> _Required action_
A complete, exact copy of the data is the required answer.

[Component data from apps and pages]

[Start of Attachment]

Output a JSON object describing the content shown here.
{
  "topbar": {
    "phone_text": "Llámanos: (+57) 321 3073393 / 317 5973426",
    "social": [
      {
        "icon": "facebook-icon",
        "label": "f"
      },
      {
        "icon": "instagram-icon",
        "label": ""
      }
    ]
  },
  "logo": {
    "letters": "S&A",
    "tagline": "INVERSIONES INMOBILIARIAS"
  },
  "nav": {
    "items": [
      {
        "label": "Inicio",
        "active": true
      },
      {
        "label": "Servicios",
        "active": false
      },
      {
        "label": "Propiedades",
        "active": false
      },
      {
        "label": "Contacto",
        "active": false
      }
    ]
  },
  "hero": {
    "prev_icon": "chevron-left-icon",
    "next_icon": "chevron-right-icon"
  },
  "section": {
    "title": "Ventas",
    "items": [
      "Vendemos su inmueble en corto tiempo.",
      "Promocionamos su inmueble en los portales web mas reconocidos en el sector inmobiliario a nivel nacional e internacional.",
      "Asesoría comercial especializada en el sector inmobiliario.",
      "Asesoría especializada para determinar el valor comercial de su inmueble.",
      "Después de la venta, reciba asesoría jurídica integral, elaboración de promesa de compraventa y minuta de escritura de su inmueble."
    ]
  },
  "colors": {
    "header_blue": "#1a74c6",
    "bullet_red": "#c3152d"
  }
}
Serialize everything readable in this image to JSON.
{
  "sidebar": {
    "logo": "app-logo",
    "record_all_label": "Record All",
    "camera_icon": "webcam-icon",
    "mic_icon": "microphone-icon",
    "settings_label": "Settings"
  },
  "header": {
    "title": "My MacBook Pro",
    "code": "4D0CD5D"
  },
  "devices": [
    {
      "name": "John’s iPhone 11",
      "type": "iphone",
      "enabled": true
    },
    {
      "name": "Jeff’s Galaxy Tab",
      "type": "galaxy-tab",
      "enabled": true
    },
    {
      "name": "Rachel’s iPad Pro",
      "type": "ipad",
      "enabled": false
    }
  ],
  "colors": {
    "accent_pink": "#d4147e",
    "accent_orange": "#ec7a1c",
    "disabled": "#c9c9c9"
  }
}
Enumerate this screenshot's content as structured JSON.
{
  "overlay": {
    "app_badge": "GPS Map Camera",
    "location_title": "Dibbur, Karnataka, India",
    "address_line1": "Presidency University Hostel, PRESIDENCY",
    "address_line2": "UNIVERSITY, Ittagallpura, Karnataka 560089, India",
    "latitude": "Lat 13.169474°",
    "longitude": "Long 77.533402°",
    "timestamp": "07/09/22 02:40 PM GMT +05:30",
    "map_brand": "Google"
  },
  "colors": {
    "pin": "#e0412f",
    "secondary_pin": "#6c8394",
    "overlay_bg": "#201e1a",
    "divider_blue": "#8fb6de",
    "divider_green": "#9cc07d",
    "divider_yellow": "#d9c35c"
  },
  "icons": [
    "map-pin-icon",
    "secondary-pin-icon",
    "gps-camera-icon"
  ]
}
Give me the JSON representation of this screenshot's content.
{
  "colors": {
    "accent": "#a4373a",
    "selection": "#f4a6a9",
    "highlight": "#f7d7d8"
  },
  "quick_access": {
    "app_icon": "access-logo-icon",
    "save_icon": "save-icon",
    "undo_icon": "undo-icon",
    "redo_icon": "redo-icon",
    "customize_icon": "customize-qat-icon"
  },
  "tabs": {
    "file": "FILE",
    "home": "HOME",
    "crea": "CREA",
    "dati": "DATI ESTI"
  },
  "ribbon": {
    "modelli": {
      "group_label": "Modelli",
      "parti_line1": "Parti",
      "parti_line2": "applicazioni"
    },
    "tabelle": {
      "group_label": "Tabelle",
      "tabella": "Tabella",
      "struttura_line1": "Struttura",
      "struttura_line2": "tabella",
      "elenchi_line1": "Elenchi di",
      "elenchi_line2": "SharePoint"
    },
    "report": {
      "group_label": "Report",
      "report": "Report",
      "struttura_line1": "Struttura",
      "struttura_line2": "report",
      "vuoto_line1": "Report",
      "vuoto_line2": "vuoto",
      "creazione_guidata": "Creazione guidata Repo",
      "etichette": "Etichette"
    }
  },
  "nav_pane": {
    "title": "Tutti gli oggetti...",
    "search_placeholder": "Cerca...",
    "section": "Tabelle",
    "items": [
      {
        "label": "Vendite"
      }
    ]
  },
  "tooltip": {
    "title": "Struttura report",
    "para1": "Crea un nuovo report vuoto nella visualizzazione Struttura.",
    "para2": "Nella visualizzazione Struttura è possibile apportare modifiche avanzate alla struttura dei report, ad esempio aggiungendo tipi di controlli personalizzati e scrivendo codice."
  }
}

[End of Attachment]

> _Task response_
Output a JSON object describing the content shown here.
{
  "topbar": {
    "phone_text": "Llámanos: (+57) 321 3073393 / 317 5973426",
    "social": [
      {
        "icon": "facebook-icon",
        "label": "f"
      },
      {
        "icon": "instagram-icon",
        "label": ""
      }
    ]
  },
  "logo": {
    "letters": "S&A",
    "tagline": "INVERSIONES INMOBILIARIAS"
  },
  "nav": {
    "items": [
      {
        "label": "Inicio",
        "active": true
      },
      {
        "label": "Servicios",
        "active": false
      },
      {
        "label": "Propiedades",
        "active": false
      },
      {
        "label": "Contacto",
        "active": false
      }
    ]
  },
  "hero": {
    "prev_icon": "chevron-left-icon",
    "next_icon": "chevron-right-icon"
  },
  "section": {
    "title": "Ventas",
    "items": [
      "Vendemos su inmueble en corto tiempo.",
      "Promocionamos su inmueble en los portales web mas reconocidos en el sector inmobiliario a nivel nacional e internacional.",
      "Asesoría comercial especializada en el sector inmobiliario.",
      "Asesoría especializada para determinar el valor comercial de su inmueble.",
      "Después de la venta, reciba asesoría jurídica integral, elaboración de promesa de compraventa y minuta de escritura de su inmueble."
    ]
  },
  "colors": {
    "header_blue": "#1a74c6",
    "bullet_red": "#c3152d"
  }
}
Serialize everything readable in this image to JSON.
{
  "sidebar": {
    "logo": "app-logo",
    "record_all_label": "Record All",
    "camera_icon": "webcam-icon",
    "mic_icon": "microphone-icon",
    "settings_label": "Settings"
  },
  "header": {
    "title": "My MacBook Pro",
    "code": "4D0CD5D"
  },
  "devices": [
    {
      "name": "John’s iPhone 11",
      "type": "iphone",
      "enabled": true
    },
    {
      "name": "Jeff’s Galaxy Tab",
      "type": "galaxy-tab",
      "enabled": true
    },
    {
      "name": "Rachel’s iPad Pro",
      "type": "ipad",
      "enabled": false
    }
  ],
  "colors": {
    "accent_pink": "#d4147e",
    "accent_orange": "#ec7a1c",
    "disabled": "#c9c9c9"
  }
}
Enumerate this screenshot's content as structured JSON.
{
  "overlay": {
    "app_badge": "GPS Map Camera",
    "location_title": "Dibbur, Karnataka, India",
    "address_line1": "Presidency University Hostel, PRESIDENCY",
    "address_line2": "UNIVERSITY, Ittagallpura, Karnataka 560089, India",
    "latitude": "Lat 13.169474°",
    "longitude": "Long 77.533402°",
    "timestamp": "07/09/22 02:40 PM GMT +05:30",
    "map_brand": "Google"
  },
  "colors": {
    "pin": "#e0412f",
    "secondary_pin": "#6c8394",
    "overlay_bg": "#201e1a",
    "divider_blue": "#8fb6de",
    "divider_green": "#9cc07d",
    "divider_yellow": "#d9c35c"
  },
  "icons": [
    "map-pin-icon",
    "secondary-pin-icon",
    "gps-camera-icon"
  ]
}
Give me the JSON representation of this screenshot's content.
{
  "colors": {
    "accent": "#a4373a",
    "selection": "#f4a6a9",
    "highlight": "#f7d7d8"
  },
  "quick_access": {
    "app_icon": "access-logo-icon",
    "save_icon": "save-icon",
    "undo_icon": "undo-icon",
    "redo_icon": "redo-icon",
    "customize_icon": "customize-qat-icon"
  },
  "tabs": {
    "file": "FILE",
    "home": "HOME",
    "crea": "CREA",
    "dati": "DATI ESTI"
  },
  "ribbon": {
    "modelli": {
      "group_label": "Modelli",
      "parti_line1": "Parti",
      "parti_line2": "applicazioni"
    },
    "tabelle": {
      "group_label": "Tabelle",
      "tabella": "Tabella",
      "struttura_line1": "Struttura",
      "struttura_line2": "tabella",
      "elenchi_line1": "Elenchi di",
      "elenchi_line2": "SharePoint"
    },
    "report": {
      "group_label": "Report",
      "report": "Report",
      "struttura_line1": "Struttura",
      "struttura_line2": "report",
      "vuoto_line1": "Report",
      "vuoto_line2": "vuoto",
      "creazione_guidata": "Creazione guidata Repo",
      "etichette": "Etichette"
    }
  },
  "nav_pane": {
    "title": "Tutti gli oggetti...",
    "search_placeholder": "Cerca...",
    "section": "Tabelle",
    "items": [
      {
        "label": "Vendite"
      }
    ]
  },
  "tooltip": {
    "title": "Struttura report",
    "para1": "Crea un nuovo report vuoto nella visualizzazione Struttura.",
    "para2": "Nella visualizzazione Struttura è possibile apportare modifiche avanzate alla struttura dei report, ad esempio aggiungendo tipi di controlli personalizzati e scrivendo codice."
  }
}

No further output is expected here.